One of the projects I’ve started at Hereford involves the collection of bird mounts and skins. Some of them are in a pretty bad way but without the proper training there’s not much I can do to restore them, short of performing some condition reports.
What I am going to do is find those that have lost their bases/mounts (if they had any to begin with) and use plastazote foam to allow them to stand proud once again. This will save them from lying on their sides and getting damaged. It’s only a temporary solution.
Before I began I had another good look through the collection. It is considerably smaller than the bird collection in Ludlow but the quality is good. As I ‘browsed’ the specimens I took some shots which I will publish in a later post. for this one I am concentrating on the ‘re-mounting’ (for want of a better phrase).

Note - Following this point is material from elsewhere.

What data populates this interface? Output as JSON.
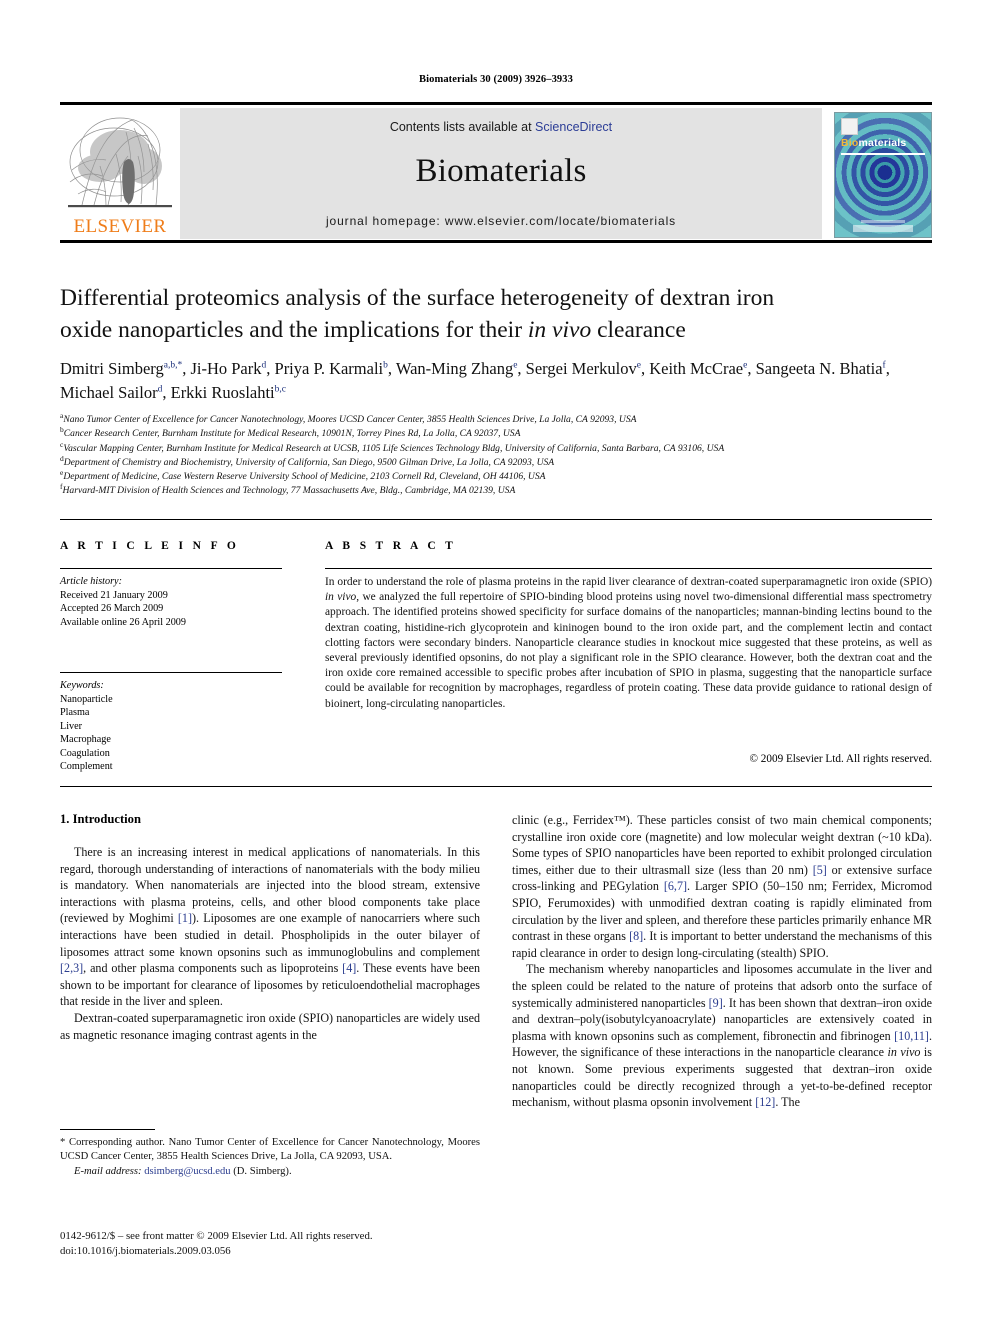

Another element of this project is my desire to find out more about the collection as a whole. After working long and hard on the Chapman material, I think that the context, social history and sum of the specimens can provide a much richer experience for anyone looking at any material. This might be researchers, curators or the public. Knowing wider-reaching data associated with the specimens provides greater insight into each object: why it’s there; how it relates to the museum, the time period and the other objects; and how all the objects, and their individual stories, contribute to a strong collection. Since Hereford has a relatively small collection, this job is made much easier. I will explore this further in later posts.